Bewitching Exclusive Excerpt:
A few days went by, but I couldnât peel the image of that creature from my mind. I couldnât shake the nightmare, or the hallucination, if that was truly what it was. I still couldnât believe it. I hadnât seen it in years. Maybe it was like it was when I was a childâmaybe it was a manifestation of my inner distress.
It was probably because I was worried about this new assignment. Everyone was getting all worked up for nothingâout of some blind hysteria. A mass belief in a curse borne from one horrific incident no one wanted to talk about.
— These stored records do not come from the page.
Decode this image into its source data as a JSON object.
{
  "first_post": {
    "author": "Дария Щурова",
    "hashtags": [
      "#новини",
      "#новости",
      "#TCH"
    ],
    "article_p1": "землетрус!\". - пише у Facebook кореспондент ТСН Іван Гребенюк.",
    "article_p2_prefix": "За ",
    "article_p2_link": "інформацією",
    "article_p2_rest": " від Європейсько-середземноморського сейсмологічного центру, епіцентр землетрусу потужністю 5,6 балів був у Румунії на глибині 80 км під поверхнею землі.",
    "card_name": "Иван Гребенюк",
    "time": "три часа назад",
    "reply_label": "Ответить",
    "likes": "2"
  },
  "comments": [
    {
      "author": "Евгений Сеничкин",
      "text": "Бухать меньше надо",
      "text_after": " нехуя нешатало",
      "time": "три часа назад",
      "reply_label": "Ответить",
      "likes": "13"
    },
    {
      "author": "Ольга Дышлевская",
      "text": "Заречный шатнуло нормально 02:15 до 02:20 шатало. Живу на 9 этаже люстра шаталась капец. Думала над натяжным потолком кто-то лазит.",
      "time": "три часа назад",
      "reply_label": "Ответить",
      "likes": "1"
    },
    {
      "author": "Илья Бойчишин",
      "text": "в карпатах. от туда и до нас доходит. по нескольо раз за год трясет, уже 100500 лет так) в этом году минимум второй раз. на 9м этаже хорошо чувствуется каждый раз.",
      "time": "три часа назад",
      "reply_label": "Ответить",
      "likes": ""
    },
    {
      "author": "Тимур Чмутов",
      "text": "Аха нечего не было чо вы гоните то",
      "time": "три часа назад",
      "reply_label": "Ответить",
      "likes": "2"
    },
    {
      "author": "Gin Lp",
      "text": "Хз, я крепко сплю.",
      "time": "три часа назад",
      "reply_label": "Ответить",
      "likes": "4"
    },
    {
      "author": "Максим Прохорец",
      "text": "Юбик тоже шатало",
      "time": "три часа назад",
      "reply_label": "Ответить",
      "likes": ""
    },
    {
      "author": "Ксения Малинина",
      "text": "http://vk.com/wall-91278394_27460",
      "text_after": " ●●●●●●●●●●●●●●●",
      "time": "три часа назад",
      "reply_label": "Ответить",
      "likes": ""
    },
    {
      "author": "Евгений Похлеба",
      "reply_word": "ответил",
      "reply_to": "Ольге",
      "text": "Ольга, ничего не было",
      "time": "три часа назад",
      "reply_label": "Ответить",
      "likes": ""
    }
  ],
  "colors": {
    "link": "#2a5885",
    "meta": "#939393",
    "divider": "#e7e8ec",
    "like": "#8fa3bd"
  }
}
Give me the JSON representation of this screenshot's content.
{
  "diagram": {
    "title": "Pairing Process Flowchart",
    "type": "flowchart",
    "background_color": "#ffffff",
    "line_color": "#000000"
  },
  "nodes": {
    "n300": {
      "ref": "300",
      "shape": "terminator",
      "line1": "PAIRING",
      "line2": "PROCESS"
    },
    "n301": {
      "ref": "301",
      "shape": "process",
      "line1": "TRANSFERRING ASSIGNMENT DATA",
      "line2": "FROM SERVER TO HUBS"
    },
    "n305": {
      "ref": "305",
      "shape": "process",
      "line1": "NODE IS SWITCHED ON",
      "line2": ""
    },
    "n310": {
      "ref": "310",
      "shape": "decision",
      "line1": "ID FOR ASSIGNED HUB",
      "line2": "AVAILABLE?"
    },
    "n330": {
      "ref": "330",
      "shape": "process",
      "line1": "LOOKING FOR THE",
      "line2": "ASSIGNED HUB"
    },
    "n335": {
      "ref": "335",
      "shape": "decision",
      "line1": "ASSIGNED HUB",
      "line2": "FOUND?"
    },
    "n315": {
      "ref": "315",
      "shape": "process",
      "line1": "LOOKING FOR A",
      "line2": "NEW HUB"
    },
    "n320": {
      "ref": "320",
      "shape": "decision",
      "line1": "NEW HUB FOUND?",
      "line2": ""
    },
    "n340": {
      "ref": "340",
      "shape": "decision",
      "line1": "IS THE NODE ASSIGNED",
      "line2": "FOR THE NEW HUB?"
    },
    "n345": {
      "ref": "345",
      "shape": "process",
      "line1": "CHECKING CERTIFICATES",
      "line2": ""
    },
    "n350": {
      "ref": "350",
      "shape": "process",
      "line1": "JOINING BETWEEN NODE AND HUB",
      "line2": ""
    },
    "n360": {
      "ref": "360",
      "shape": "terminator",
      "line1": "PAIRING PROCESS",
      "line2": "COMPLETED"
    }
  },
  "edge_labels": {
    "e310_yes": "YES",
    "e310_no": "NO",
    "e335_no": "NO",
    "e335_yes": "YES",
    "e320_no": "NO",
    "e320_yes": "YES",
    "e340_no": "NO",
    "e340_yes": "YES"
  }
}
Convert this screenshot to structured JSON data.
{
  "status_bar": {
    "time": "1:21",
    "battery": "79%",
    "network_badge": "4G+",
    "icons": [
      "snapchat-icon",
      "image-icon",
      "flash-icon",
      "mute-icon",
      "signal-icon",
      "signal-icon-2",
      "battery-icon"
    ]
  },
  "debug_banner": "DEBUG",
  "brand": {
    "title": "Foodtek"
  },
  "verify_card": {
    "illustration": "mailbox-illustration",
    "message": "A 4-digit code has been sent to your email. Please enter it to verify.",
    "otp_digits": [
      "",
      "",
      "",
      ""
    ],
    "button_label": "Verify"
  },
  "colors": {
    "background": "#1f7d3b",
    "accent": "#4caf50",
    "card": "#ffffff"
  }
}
My whole life had been riddled with superstition and fear. I was absolutely sick of it. I would face the fears Iâd lived with my entire life, as well as the fears of this city, and Iâd prove to everyone that there were no such thing as monsters or curses.
I went home at the end of another busy day to find Mr. Clarke sitting at the front desk, drumming his fingers on something in front of him. He watched me walk in with a look of deep unease. That same queasy feeling snaked through me, a contagious sensation around here. I feigned a smile and nodded in greeting. âGood evening, Mr. Clarke.â
âCaroline, you have something here,â he said quietly.
âWhat is it?â I asked, my voice catching slightly on my throat. He sighed, picked up the envelope, and made his way over to me. My eyes immediately fell on the letter. It undoubtedly had my name on it. When he handed it to me, I flipped it over and saw the crest of Ashdown Manor, along with the name of the family. The color drained from my face.
I looked up at Mr. Clarke, trying to find the words to say. When they failed to come, he spoke up instead. âAre you really going to do this?â
The grandfather clock in the lobby thumped even louder than usual, filling the space between us. I swallowed, then nodded. âYes,â I said quietly, âI am.â He nodded in return, a sort of resigned nod, and then walked into the dining area.
Unsure of whether or not he wanted me to follow him, my feet stayed planted in place. I wasnât sure if I could move right now anyway. My body felt like ice, though it had never really felt the same since that day I passed out at work.
The man shuffled back into the room, holding what looked like a frayed, cream-colored cloth. It was rolled up tightly, and the way he handled it made me feel that there was something inside. He held it out for me to take, so I grabbed it carefully. Something was indeed inside. When I unraveled it, my hands froze. It was a knife.
I looked up at him, fear and confusion clear in my eyes. He puffed out a breath and said, âTake that with you to the castle. It might prove useful to you.â My hand stayed frozen in place, fingers out and palm upright, as if afraid to fully grab hold of the blade. What would it mean if I accepted it? What would it mean if my fingers curled around the handle and I tucked it into my purse?
Mr. Clarke continued, âYou may need protection. You donât need to say anything, but please take it with you.â Neither one of us moved for about two minutes after that, judging by the crescendoing thunks of the clock.
Then, finally, he shuffled away, and for some reason, tears burned against my skin. I closed my hand around the knife, tucked it back inside the cloth, and shoved it in my bag. I grabbed hold of the letter, which had been tucked under my arm, and walked up to my room.
After closing the door, I let myself fall against it, my back sliding down the wood until my bottom reached the floor. I looked at my name on the front of the envelope. So flawlessly written, with swirling curves and thick black lines. I flipped it over and examined the sealâthe crest: two ravens and a lion, vines looping around the exterior, outlining the curious animal depictions.
The ravens were floating atop the lion, the felineâs paws reaching heavenward, its gaping mouth snarled open. The odd thing about it, though, was that the ravens didnât look like they were afraid of the lion. They looked like they were commanding it, smiling over the lionâs vain attempt at attacking them. What a strange crest, I thought, mesmerized by its peculiar design.
I reluctantly took the knife Mr. Clarke had given me and broke the seal, cutting the envelope open and releasing the contents inside. A crisp, bone-colored piece of parchment fell into my lap.
I picked it up and read it:
Brakerton Heights September 16, 1885
Miss Caroline Blake,
We are pleased to inform you that your application has been received and accepted. Please report to the front gates of Ashdown Manor at 9 am sharp on Friday, September 18th. Your stay with us will be for a period of six weeks, in which you will accompany a member of the house as we make preparations for the newly re-introduced Ashdown Family Harvest Festival.
We look forward to making your acquaintance.
Ashdown Family Manor
September 18th. That was only two days away.
I could hardly believe it. I applied for the job, and I wanted it, but a part of me thought Iâd get rejected. What was I to do now? I looked out the window as if the dreary weather would offer me my solution. What could I do other than wait until the morning for my fate to arrive? Whatever fate that might be.